Social distancing and lockdowns have helped cut the rate of novel coronavirus transmission by half in most US counties, a new study suggests.
Researchers from Johns Hopkins University looked at the rate of transmission is more than 1,400 countries across the country both over a two-month period.
They found that about 82 percent have been able to reduce transmission rates to below R1, meaning infected people spread the disease to less than one other person.
Additionally, they found that urban counties responded better to local orders while rural and suburban counties had better responses when orders came from the federal government.
A new study found that 82% of 1,400 US counties have been able to reduce coronavirus transmission rates to below R1, meaning less that one person is infected from a sick patient
Counties with little public transportation use were able to more quickly reduce transmission rates compared to counties with high use (above)
The R0 (R-naught value) is a mathematical term that indicates how contagious an infectious disease is.
The numbers that follows ‘R’ tells you the average number of people who will contract the disease from an infected person.
For the study, published on pre-print site medRxiv.org, the team differentiate among groups of counties using an approach known as clustering.
Each cluster, from 1 to 5, was grouped together by have similar demographic and socioeconomic attributes.
Cluster 1 was made up of low-income and mainly rural counties while Clusters 2, such as Orlando, had populations of about 45,000 and higher incomes.
Cluster 3, like Hawaii’s Big Island, had similar populations to Cluster 2 but with lower incomes and more land area.
Comparatively, Cluster 4 had the densest populations with high household incomes, good public transit and small land area, like New York City.
Meanwhile Cluster 5 had the highest mean population but poor public transit and lower household income, such as Jackson, Mississippi.
Urban counties responded better to local stay-at-home orders while rural and suburban counties had better responses when orders came from the federal government. Pictured: An aerial view shows people gathered inside painted circles on the grass encouraging social distancing at Dolores Park in San Francisco, California, May 22
Once clusters were identified, the team deduced the reproductive rate of the virus, known as SARS-CoV-2, from March 15 TO May 28.
All cluster started out with a similar reproduction rate of SARS-CoV-2, but the speed at which they reduced the rate differed.
Denser urban counties, seen in purple, which had higher reliance on public transit, like New York City and Chicago, decreased slowly over the entire study period.
The researchers note this is particularly see between March 15 and March 25.
By comparison, areas with little transportation use, such as those seen in orange, were able to quickly reduce transmission rates due to being more spread out.
Researchers found that most counties exhibited had an initial reproductive rate of R3 or above when the pandemic first hit.

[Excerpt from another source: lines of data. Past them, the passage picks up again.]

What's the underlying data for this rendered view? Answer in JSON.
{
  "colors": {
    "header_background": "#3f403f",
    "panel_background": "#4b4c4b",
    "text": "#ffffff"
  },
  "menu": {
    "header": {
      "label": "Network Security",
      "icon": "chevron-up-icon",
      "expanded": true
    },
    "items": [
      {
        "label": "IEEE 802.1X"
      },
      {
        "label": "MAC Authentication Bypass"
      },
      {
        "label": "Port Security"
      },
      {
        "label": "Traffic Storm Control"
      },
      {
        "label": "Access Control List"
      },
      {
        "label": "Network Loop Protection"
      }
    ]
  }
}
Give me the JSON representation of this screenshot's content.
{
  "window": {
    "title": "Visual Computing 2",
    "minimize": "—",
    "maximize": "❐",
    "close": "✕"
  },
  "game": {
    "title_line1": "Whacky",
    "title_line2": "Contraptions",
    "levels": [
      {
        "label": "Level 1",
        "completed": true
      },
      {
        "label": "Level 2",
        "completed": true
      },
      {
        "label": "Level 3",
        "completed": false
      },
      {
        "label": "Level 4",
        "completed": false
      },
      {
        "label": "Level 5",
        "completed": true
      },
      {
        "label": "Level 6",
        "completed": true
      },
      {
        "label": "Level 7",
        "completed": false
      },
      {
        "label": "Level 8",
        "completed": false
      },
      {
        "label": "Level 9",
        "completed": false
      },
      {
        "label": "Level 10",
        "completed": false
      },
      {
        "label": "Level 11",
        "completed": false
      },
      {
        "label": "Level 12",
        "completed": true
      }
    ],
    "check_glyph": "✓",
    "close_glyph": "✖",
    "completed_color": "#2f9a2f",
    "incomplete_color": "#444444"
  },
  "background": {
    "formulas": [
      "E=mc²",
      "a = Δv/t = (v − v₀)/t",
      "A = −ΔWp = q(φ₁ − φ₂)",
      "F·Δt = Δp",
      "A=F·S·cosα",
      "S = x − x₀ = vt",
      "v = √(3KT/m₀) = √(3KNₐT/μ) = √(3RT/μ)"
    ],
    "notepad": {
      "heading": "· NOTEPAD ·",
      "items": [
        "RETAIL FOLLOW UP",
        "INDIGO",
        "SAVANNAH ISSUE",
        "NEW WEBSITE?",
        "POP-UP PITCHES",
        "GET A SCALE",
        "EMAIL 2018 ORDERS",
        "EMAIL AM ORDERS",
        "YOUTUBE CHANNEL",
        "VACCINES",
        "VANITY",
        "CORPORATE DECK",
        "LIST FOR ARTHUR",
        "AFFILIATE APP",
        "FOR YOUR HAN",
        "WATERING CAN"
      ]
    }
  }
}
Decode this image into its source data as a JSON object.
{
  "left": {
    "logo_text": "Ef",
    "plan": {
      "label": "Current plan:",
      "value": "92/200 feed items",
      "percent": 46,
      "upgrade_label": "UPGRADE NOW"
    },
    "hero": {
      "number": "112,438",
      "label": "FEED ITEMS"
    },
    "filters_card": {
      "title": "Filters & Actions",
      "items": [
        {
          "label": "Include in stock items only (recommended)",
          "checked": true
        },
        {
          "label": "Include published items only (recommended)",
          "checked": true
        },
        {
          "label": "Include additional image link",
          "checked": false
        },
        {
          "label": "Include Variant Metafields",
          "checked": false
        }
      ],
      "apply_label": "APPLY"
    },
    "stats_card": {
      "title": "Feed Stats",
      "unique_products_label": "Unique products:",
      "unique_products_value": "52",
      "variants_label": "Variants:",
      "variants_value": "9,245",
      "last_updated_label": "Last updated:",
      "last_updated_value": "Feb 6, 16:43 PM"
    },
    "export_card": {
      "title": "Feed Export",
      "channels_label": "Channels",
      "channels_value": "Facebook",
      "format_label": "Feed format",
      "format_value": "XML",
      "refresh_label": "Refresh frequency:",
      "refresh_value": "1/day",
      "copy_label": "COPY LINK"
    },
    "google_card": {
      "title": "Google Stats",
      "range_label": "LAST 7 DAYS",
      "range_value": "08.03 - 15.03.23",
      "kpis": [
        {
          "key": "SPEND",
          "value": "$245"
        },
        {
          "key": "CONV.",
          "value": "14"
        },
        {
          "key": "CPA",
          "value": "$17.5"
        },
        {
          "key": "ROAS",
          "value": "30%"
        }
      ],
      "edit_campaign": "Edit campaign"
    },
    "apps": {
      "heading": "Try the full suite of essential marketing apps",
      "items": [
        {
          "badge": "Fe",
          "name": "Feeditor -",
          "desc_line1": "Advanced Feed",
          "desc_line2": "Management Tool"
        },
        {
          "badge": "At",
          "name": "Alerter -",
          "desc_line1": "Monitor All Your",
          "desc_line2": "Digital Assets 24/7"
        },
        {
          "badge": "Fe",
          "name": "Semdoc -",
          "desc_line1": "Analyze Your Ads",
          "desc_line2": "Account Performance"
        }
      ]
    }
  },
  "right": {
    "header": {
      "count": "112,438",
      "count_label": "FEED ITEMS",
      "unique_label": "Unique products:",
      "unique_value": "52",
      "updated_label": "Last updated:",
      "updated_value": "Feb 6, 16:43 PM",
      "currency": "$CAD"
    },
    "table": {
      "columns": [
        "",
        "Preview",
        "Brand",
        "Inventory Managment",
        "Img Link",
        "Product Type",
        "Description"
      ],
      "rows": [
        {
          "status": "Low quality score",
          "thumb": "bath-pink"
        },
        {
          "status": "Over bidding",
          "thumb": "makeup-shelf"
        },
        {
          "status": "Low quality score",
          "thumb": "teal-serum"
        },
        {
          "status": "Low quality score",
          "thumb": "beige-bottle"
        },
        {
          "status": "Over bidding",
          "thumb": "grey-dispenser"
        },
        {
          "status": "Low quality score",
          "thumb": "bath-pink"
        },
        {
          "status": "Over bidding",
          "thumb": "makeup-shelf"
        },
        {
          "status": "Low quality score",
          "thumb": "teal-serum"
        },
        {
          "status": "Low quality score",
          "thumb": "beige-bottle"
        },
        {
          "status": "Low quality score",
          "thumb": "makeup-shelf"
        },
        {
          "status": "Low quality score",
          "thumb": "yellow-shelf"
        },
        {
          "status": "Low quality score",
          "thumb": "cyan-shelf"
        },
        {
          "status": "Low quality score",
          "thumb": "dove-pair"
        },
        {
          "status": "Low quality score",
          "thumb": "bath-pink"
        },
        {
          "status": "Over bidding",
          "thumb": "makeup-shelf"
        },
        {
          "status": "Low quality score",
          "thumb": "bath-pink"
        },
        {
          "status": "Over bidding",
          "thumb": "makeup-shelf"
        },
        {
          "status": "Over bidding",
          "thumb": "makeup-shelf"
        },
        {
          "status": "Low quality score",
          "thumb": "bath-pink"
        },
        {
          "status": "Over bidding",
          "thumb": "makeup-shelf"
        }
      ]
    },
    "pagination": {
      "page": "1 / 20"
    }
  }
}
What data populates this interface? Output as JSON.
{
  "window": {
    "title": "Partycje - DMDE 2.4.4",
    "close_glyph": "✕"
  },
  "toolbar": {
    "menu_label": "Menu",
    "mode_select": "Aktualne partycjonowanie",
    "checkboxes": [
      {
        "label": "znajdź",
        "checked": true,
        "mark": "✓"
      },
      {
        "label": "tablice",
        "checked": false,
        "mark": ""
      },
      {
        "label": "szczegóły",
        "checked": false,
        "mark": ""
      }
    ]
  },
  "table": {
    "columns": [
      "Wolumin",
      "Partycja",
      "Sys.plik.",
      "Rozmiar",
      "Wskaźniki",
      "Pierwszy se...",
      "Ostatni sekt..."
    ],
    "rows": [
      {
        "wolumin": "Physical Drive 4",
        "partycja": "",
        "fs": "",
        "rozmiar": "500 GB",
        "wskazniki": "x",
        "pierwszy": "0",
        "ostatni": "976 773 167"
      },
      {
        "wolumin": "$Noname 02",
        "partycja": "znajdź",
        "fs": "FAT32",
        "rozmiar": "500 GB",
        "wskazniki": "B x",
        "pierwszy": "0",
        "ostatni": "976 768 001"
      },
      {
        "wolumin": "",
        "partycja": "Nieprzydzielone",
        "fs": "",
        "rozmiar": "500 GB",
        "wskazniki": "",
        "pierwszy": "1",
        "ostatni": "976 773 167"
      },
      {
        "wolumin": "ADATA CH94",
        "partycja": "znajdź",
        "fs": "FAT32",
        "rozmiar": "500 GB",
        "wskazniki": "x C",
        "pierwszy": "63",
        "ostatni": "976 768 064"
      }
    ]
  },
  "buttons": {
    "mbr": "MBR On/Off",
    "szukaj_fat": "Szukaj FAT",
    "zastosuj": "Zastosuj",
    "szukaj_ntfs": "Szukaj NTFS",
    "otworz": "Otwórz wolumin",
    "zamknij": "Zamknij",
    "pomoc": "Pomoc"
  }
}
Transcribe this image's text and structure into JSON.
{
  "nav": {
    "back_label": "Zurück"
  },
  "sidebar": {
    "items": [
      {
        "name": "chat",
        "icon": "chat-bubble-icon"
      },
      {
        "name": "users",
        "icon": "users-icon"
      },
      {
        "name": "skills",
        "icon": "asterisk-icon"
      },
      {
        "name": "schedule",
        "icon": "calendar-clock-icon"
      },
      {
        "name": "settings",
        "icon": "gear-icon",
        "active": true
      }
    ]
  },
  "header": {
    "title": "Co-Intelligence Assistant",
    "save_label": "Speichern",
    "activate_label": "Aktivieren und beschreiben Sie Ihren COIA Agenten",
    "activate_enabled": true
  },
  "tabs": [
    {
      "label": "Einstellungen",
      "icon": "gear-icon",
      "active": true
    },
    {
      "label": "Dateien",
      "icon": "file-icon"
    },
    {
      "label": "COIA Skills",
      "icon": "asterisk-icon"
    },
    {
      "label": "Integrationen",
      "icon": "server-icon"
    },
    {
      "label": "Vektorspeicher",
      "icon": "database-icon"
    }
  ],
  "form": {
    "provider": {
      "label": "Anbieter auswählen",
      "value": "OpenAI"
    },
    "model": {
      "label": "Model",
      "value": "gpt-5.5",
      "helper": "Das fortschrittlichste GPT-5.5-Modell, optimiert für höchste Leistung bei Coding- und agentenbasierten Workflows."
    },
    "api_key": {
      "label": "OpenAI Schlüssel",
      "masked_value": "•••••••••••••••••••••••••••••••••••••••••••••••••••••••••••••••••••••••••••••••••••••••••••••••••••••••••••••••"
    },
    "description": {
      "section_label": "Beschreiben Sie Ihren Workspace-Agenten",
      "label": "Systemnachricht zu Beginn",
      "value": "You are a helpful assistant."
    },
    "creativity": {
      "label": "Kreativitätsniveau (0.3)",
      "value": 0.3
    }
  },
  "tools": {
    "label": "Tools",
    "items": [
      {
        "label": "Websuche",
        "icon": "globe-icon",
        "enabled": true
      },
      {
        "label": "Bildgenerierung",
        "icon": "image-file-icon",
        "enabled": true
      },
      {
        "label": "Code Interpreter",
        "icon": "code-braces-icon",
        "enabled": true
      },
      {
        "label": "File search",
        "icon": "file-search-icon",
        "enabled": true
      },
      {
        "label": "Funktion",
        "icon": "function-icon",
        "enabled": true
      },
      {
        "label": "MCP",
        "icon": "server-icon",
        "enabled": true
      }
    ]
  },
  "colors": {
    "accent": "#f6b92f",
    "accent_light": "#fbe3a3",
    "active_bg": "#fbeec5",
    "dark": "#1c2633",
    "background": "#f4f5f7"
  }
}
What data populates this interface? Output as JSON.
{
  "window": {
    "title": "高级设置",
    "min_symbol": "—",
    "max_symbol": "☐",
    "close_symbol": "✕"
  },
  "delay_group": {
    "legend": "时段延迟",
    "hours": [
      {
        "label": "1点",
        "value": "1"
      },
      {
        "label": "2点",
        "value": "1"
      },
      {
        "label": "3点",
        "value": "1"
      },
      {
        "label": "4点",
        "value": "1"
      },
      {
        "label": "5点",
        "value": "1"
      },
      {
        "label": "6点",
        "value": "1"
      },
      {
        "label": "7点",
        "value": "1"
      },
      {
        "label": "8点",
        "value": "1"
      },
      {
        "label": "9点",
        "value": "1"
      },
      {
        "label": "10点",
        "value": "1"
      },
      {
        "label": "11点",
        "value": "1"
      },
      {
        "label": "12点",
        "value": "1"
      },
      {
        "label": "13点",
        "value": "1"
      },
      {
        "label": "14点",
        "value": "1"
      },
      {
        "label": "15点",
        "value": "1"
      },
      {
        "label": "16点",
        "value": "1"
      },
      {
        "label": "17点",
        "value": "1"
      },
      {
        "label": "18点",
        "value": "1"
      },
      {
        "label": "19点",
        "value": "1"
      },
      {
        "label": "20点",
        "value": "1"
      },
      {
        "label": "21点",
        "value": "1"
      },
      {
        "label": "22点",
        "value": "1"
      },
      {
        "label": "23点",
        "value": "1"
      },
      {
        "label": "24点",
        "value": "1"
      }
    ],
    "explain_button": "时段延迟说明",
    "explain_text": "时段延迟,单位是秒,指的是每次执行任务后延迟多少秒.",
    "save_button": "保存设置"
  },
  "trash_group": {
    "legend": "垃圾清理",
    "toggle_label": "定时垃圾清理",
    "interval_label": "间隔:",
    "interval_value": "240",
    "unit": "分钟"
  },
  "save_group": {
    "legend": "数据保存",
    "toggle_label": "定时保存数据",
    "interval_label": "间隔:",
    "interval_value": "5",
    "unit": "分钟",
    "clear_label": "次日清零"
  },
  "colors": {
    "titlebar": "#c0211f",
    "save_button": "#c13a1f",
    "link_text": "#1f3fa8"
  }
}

But, as of May 28, 1,177 out of the 1,417 US counties – or 82 percent – have reduced the reproductive rate to below R1.
Additionally, the model found that there was different behavior across counties.
For example, metropolitan counties (in purple) had a strong response to local stay-at-home orders while rural and suburban areas (red, green, blue and orange) had a stronger response to more national interventions.
These less restrictive national interventions include promoting social distancing, encouraging testing and recommending the use of masks.
The team, also found that among all counties, the level of infection ranged from 0 to 28.7 percent.
They also noted herd immunity is only likely reached after 50 percent of 70 percent of the population has been infected and recovered, meaning herd immunity is far away even for counties with widespread infection.
‘Our results suggest that strategies for shutdown as well as re-opening require careful consideration of county characteristics in addition to state and national trends,’ the authors wrote.